Summary of "Refugees: The Modern Political Condition"

Summary of

Refugees: The Modern Political Condition

by Nicholas Xenos

Summary written by: Tanya Glaser, Conflict Research Consortium

Citation: "Refugees: The Modern Political Condition," Alternatives, 18:4 (Fall 1993), pp. 419-430.

Xenos explores the condition of being a refugee. He argues that the problem for refugees is not so much that they are stateless, as that they are homeless. He then examines the modern connection between having a state and having a home, and concludes that the refugee problem is not primarily territorial; it is political.

A refugee, according to the 1951 UN Convention on Refugees, is any individual who is outside their country and outside the protection of that country "owing to a well-founded fear of being persecuted for reasons of race, religion, nationality, membership of a particular social groups or political opinion...."[p. 421] The Conventional definition focuses on individuals rather than groups, and political rather than economic hardship. However, interpretation of this definition has varied widely between nations, generally to suit the nation's own political concerns. During the Cold War the western nations tended to accept anyone fleeing the Soviet sphere as a refugee. The western nations did not insist on a case-by-case evaluation of the asylum seekers. They also accepted refugees fleeing economic hardship, reasoning that the economic conditions in Soviet bloc countries were politically imposed. Xenos points out that in present times, "would-be refugees from Third World countries who are deemed to be escaping economic deprivation are rejected, which is a reflection of the view that market economies are natural, not political arrangements."[p. 422] Nations have agreed to accept refugees in exchange for economic assistance, and have used the outward flow of refugees as a threat to coerce increased financial aid. Attempts to create a right to asylum on the part of refugees have foundered against claims of state sovereignty. "All states treat absolute control of territory as an essential element to the claim to sovereignty, so although governments are willing to consider agreements setting out the normative terms for the treatment of persons fleeing the jurisdiction of other states, few are willing to consider norms that would compromise their own territorial control."[p. 422] While individuals have the right to flee their own nations, they do not have the corresponding right to be taken in by any other nation.

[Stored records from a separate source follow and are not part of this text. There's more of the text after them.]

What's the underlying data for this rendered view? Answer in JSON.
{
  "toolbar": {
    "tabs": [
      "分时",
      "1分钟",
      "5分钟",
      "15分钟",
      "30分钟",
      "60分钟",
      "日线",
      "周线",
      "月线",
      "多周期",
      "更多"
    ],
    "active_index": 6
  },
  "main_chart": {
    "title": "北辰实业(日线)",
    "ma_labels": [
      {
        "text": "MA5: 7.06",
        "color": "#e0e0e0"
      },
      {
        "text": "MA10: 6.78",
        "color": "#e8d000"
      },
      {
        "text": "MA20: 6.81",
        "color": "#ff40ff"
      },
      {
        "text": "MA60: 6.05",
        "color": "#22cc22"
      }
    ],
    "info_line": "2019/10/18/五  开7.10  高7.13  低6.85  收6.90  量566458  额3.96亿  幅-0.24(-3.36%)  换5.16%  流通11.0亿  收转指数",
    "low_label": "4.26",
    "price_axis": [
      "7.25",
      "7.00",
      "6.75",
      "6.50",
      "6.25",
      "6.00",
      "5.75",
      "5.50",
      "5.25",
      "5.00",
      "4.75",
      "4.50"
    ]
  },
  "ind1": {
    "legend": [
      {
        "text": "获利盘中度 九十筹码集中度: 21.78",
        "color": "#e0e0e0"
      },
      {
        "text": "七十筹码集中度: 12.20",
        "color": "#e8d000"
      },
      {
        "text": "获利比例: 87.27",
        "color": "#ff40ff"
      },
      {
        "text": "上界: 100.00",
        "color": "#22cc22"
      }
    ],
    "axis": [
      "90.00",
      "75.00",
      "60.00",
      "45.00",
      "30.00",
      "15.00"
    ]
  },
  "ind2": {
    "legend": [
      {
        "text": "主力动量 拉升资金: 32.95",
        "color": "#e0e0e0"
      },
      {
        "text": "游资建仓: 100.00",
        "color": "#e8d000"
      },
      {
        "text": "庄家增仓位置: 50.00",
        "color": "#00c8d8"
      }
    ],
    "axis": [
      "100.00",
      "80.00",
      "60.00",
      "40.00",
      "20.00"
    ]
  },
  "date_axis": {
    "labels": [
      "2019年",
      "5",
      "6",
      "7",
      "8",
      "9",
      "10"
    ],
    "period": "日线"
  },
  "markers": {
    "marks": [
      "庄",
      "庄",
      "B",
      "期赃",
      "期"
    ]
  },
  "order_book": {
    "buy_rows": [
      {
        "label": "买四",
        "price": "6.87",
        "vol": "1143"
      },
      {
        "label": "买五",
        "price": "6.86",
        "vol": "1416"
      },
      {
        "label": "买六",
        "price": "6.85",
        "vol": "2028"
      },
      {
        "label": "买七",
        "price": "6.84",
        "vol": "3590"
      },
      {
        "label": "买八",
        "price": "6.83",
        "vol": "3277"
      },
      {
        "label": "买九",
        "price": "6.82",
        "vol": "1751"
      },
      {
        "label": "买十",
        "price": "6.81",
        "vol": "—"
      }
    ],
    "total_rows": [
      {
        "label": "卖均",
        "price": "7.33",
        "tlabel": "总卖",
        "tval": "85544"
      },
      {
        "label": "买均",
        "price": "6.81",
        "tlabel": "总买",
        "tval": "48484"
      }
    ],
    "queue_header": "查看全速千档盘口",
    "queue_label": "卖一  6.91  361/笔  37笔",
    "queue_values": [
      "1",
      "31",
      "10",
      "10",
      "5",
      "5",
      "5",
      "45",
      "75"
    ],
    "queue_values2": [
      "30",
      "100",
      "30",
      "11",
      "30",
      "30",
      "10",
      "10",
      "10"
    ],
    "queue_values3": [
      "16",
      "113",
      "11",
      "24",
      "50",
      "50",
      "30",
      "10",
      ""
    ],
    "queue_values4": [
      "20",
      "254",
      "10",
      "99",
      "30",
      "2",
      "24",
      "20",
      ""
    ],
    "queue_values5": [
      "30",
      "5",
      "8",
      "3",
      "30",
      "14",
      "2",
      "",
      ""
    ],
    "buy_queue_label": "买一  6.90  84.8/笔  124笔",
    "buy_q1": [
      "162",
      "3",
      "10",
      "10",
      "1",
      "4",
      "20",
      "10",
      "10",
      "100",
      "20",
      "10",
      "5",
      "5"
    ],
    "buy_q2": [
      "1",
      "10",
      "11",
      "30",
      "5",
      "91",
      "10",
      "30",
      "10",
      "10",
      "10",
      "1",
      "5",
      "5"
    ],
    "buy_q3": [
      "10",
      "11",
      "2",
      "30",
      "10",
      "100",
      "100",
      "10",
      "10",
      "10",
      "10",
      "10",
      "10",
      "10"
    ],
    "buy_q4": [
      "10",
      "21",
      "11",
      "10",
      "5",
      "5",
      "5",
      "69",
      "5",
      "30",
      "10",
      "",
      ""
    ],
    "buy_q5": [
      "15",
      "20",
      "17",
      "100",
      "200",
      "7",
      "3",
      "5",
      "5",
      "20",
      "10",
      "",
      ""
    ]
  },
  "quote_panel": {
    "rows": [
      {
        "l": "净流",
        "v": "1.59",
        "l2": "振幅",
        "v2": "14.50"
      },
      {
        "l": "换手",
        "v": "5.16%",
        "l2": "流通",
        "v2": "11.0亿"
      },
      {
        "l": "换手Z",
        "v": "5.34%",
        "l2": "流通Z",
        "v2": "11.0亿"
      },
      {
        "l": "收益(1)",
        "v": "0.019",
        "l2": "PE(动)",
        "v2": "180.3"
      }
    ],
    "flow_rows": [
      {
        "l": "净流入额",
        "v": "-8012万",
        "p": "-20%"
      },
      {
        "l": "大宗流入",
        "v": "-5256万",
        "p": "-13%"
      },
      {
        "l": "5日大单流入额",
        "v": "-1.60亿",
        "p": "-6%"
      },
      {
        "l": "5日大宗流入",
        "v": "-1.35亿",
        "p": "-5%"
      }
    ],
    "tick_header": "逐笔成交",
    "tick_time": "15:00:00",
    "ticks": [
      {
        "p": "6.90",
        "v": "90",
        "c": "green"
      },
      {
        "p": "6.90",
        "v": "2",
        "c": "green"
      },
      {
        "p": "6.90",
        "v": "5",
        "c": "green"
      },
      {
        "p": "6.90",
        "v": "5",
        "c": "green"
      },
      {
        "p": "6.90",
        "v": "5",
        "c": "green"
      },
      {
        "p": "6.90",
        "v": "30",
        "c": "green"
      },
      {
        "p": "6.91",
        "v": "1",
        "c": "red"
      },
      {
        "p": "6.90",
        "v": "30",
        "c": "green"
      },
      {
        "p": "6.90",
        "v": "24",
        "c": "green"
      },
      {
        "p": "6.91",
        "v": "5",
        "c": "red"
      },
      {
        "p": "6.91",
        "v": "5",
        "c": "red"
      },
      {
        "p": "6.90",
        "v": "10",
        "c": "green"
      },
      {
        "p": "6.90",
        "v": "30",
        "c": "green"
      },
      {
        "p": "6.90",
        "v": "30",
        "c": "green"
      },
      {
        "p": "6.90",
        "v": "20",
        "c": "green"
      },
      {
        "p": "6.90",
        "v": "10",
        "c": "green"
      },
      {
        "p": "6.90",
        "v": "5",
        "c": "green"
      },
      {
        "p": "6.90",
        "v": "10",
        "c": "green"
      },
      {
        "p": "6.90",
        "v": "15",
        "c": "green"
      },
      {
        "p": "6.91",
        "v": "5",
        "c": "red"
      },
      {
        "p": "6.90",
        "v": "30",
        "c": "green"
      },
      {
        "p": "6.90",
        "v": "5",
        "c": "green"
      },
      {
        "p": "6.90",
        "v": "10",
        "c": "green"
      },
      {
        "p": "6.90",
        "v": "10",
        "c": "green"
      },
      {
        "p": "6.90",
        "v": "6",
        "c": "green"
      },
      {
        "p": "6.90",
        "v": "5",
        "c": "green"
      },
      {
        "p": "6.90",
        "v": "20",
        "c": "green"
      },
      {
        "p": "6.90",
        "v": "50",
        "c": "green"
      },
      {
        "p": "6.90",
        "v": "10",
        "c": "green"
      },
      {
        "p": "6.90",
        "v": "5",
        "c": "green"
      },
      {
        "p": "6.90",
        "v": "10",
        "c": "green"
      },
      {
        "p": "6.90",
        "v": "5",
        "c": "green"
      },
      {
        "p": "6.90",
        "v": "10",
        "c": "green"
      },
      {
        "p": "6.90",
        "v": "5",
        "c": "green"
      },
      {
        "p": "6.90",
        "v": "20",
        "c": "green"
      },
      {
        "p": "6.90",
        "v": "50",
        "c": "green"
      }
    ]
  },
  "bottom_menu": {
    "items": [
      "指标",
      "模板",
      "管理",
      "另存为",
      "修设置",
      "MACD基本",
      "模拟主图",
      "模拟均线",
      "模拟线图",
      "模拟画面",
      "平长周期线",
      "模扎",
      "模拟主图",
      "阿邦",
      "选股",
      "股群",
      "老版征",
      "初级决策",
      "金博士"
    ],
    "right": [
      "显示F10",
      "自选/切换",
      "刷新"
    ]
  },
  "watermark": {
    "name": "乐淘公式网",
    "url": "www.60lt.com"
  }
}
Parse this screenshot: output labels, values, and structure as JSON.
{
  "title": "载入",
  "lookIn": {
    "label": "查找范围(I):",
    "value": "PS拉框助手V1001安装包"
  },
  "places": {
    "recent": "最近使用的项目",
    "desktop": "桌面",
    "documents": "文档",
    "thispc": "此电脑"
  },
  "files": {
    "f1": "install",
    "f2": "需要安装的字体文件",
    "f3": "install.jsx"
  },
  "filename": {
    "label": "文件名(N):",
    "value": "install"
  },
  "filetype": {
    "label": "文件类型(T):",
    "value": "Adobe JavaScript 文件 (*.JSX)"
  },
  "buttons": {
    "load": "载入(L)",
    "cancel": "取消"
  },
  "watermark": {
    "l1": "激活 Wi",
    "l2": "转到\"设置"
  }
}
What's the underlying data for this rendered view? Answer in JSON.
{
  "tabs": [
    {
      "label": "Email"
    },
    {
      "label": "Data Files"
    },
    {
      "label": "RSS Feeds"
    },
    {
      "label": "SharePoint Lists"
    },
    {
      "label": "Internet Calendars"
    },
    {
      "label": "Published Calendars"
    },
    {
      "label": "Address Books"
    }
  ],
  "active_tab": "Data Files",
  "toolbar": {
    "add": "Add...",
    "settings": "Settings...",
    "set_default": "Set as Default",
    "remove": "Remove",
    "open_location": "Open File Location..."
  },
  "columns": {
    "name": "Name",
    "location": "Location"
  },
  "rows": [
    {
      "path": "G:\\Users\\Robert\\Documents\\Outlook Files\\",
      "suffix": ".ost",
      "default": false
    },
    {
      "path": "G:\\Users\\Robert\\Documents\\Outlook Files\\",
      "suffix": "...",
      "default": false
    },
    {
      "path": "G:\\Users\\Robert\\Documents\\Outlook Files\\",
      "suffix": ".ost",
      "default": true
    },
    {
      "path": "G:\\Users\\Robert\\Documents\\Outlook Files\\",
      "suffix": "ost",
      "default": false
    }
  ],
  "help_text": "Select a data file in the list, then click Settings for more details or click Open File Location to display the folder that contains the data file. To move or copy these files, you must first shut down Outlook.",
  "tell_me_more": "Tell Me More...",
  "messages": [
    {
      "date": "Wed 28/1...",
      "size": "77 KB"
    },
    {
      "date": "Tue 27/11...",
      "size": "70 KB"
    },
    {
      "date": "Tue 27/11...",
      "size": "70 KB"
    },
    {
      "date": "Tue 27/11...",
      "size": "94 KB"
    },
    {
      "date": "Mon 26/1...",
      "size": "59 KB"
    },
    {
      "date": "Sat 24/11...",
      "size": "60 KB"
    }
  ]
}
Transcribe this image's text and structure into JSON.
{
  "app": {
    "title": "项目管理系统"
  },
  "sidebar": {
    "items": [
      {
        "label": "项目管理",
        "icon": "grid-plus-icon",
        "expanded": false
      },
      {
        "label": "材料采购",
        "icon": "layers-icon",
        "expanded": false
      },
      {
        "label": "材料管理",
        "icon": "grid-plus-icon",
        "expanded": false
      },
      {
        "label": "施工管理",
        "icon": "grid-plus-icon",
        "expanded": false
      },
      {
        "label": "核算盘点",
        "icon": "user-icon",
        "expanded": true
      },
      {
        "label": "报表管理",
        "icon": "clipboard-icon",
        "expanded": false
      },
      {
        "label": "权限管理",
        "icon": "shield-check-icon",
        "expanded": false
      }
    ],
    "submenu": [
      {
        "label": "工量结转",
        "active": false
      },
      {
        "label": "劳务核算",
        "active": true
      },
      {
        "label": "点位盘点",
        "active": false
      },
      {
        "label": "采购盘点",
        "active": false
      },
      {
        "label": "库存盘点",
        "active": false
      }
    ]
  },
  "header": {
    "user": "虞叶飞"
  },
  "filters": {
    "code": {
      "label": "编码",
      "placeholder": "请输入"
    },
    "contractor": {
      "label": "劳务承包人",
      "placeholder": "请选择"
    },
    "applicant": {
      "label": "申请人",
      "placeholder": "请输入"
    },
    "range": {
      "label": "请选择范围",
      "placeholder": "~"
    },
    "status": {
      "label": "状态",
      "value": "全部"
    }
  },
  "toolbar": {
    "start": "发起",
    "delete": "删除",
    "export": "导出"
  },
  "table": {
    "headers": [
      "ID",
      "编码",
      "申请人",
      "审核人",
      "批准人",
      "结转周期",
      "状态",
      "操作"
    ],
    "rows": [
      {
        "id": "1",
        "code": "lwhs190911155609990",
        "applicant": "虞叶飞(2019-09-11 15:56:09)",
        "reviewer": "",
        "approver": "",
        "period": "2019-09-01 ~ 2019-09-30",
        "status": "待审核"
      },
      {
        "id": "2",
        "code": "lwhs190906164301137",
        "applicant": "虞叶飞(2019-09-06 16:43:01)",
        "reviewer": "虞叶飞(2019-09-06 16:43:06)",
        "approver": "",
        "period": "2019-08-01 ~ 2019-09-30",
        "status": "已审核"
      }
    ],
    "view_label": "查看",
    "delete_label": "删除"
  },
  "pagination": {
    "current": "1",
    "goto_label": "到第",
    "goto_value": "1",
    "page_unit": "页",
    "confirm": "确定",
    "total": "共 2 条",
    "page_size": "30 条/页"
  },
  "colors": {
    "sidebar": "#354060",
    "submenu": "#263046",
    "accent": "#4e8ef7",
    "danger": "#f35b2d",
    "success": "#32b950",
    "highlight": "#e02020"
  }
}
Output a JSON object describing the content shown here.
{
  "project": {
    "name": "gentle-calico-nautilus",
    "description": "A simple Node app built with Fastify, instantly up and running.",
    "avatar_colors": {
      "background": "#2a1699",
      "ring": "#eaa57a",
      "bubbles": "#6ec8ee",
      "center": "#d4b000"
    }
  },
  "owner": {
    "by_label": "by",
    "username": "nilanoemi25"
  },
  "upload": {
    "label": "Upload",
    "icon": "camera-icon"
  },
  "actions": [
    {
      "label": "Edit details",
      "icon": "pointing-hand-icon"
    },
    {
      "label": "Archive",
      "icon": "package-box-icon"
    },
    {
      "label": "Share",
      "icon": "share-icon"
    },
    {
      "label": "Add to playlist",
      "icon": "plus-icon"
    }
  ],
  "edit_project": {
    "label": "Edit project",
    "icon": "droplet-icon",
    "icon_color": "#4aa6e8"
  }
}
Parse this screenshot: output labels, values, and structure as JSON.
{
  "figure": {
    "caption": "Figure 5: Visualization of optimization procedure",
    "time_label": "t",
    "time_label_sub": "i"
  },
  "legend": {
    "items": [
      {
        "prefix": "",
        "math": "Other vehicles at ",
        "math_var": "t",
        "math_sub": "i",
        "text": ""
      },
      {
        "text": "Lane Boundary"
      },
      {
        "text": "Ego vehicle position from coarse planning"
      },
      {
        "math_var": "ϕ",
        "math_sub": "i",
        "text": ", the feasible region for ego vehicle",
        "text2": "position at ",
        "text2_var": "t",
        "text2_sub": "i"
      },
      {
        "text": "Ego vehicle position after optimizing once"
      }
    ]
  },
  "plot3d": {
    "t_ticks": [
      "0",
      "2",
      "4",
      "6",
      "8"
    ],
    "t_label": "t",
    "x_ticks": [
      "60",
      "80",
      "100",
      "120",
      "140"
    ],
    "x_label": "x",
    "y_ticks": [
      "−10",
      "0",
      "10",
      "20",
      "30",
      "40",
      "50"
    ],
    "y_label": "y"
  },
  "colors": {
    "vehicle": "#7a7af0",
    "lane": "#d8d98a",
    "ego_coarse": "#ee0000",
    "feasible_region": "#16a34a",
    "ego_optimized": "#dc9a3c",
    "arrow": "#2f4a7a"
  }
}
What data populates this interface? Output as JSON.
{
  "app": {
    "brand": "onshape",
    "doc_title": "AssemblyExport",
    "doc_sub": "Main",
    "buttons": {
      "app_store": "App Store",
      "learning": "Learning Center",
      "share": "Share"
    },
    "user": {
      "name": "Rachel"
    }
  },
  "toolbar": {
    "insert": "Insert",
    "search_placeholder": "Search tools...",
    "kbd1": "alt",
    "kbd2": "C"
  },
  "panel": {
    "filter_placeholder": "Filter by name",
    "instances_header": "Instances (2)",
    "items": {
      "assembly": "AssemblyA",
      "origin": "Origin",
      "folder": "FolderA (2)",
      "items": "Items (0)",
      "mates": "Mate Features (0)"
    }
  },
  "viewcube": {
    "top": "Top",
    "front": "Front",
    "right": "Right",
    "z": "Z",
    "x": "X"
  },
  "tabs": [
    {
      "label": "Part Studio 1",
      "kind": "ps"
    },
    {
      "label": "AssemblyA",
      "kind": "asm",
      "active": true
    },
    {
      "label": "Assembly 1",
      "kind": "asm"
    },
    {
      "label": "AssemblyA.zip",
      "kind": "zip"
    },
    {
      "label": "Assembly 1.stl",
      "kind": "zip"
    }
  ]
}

Xenos argues that, in recent centuries, refugees have been the result of the formation of modern nation-states. Nation-states form around not only a territory, but around a particular national identity. Consolidating that national identity sometimes results in the expulsion of dissenting or divergent populations. The process of ethnic cleansing is a particularly horrible example of this process.

The author describes the refugee's condition as a type of homelessness. He argues that, by the logic of the nation-state, people must leave their homes in order to come home; they must sever their connection with whatever other community or communities to which they belong in order to become members of the only community that counts the nation within its own state."[p. 424]. Identification with the nation-state takes precedence over membership in one's historical community of residence. Sometimes this means that people are forced out of their homes and communities, in the name of being "returned" to their homeland. The exchange of populations between Greece and Turkey, India and Pakistan, and Croatia and Bosnia are examples of this process. Peoples without a nation-state homeland, such as the Gypsies or the Palestinians, are in constant danger of being rendered homeless.

Xenos argues that the problem of refugees "is a phenomena of the era of nation-states and of the international political economy, and is a problem not insofar as the refugee is denied a homeland but insofar as he or she is denied the possibility of establishing a home."[p.427] Drawing on the works of other political theorists, Xenos argues that individuals must have a home in order to take effective action in the world. Having a home, that is, being rooted in a particular community, "makes action meaningful through shared understandings and a shared interpretation of action."[p. 427] Homes do not necessarily require a homeland to exist, and can be rebuilt when lost. However, the present political equation between a home and a homeland does serve to deny those who are stateless the ability to put down roots and build a home, and so denies them the ability to be effective actors in the world.

Xenos concludes then that the problem of refugees is that they are denied the possibility of building homes and establishing roots. He also points out that this problem has a political cause. The problem does not stem from a shortage of land. Instead the problem arises from certain modern notions of sovereignty and of the priority of the nation-state, which deny refugees the political space to rebuild their homes.